Background: Lab testing is critical for clinical decision-making and used throughout healthcare systems. Overuse of lab testing is known to be commonplace and contributes to shortages in lab testing materials. While practices exist at medical institutions that aim to limit lab test overuse, it is unclear which interventions are effective.

Methods: We aimed to reduce unnecessary inpatient serum magnesium laboratory testing through Lean methodology, which included (1) investigation of magnesium testing practices, (2) identifying root causes of low-value tests (3) designing and implementing an intervention plan that limited the number of recurrent, sequential magnesium lab tests that can be ordered, and (4) monthly tracking of changes to magnesium lab testing. We examined the historical volume of magnesium lab tests ordered and stratified them by service line. In addition, we surveyed front-line clinicians on their cognitive processes in ordering magnesium tests. Utilizing the quantitative and qualitative data, we performed a root cause analysis with Lean tools and identified largest, intervenable contributors to unnecessary magnesium lab tests. An intervention plan was designed and implemented hospital-wide, and we compared the number of magnesium lab tests ordered between the pre-intervention period (Apr-Spt 2021) and post-intervention period (Oct 2021-Apr 2022). We designed and implemented an electronic health record intervention that limited the computerized ordering of recurrent magnesium lab tests to a maximum of 4 instances within a 48 hour period, along with clinician education.

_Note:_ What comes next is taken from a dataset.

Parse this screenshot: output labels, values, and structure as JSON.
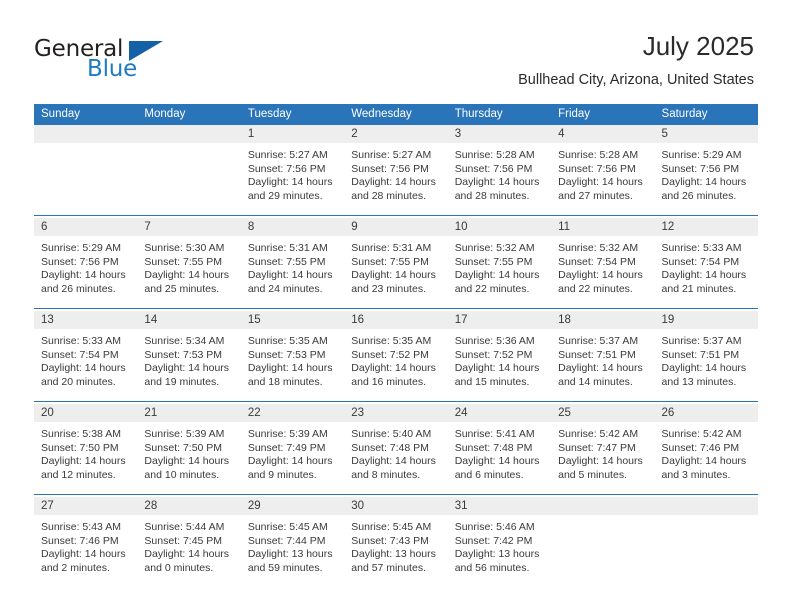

Results: Magnesium lab tests were found to account for approximately $1 million in direct costs over the course of a year with only 25% of those tests coming back as abnormal. The top 5 service lines ordering magnesium tests were identified to be Cardiac Surgery, Cardiology, Hospitalist, Hematology and BMT. At 6 months post-intervention, we found an 8% overall reduction in magnesium lab testing and a ~24% reduction in the original magnesium lab orders (Average Total: 19,244/month pre vs 17,725/month post; Average Original Lab Order: 19,244/month pre vs 12,811/month post) without significant changes in rapid responses/code blues. Savings thus far on the order of $70,000 – $80,000 extrapolated for the year.

Conclusions: Changes to order capabilities for magnesium testing are able to drive down overuse as well as result in hospital-wide savings. Limits on recurrent lab test orders in general may reduce overuse without impacting patient safety.

IMAGE 1: Inpatient Magnesium Order Runchart

IMAGE 2: Lab Data Table